(Task objective): Copy each line of the listing below where the word "page" turns up.

(Extracted records):

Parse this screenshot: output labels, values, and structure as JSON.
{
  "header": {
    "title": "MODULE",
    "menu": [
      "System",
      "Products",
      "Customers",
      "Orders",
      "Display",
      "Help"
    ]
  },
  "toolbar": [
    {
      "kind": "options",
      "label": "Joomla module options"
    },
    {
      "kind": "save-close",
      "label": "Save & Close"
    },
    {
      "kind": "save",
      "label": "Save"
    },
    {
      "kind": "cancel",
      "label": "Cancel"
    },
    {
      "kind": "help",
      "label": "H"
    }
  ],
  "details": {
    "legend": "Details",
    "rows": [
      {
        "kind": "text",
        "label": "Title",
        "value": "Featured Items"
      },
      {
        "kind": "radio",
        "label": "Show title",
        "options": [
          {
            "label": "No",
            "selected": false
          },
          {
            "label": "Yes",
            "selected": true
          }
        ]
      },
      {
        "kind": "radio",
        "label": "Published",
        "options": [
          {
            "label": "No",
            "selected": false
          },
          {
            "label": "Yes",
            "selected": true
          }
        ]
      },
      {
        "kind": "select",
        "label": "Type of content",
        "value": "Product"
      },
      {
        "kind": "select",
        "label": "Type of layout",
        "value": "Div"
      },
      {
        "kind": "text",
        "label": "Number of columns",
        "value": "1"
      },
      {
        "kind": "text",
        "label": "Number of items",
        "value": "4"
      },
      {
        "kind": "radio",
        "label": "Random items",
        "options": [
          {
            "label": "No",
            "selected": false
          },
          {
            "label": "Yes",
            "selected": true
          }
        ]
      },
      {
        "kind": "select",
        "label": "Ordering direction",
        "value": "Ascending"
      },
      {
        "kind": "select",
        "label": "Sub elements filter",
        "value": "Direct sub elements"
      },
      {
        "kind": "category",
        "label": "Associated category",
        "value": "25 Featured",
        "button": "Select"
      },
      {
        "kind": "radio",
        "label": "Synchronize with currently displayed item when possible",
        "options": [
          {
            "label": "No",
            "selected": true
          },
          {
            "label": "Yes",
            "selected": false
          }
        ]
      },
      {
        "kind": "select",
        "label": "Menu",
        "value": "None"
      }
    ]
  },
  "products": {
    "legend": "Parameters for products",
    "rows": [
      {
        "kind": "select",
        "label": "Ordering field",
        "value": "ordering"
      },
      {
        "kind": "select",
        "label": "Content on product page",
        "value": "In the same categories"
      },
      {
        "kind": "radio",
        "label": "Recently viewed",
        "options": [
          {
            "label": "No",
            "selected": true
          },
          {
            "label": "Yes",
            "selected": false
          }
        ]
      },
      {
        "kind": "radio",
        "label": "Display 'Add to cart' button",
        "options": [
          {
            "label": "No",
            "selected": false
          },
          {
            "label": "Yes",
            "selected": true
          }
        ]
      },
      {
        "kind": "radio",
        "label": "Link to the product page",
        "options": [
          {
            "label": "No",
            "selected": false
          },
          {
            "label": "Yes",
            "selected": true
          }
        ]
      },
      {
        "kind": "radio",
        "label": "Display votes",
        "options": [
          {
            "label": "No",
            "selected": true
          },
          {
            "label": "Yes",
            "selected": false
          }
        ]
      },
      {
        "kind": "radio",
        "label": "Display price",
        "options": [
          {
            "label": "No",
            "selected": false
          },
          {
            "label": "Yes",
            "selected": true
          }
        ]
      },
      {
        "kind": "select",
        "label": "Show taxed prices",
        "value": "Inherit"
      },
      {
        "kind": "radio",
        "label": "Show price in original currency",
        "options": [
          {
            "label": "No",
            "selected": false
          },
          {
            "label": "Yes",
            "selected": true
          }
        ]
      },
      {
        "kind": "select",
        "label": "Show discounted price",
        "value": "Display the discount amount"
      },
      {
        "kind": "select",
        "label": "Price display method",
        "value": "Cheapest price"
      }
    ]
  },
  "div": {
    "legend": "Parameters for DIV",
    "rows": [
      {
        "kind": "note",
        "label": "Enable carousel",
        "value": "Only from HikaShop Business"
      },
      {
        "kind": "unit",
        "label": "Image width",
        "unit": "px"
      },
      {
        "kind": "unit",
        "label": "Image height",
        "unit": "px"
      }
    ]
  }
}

(Response below):
        "label": "Content on product page",
        "label": "Link to the product page",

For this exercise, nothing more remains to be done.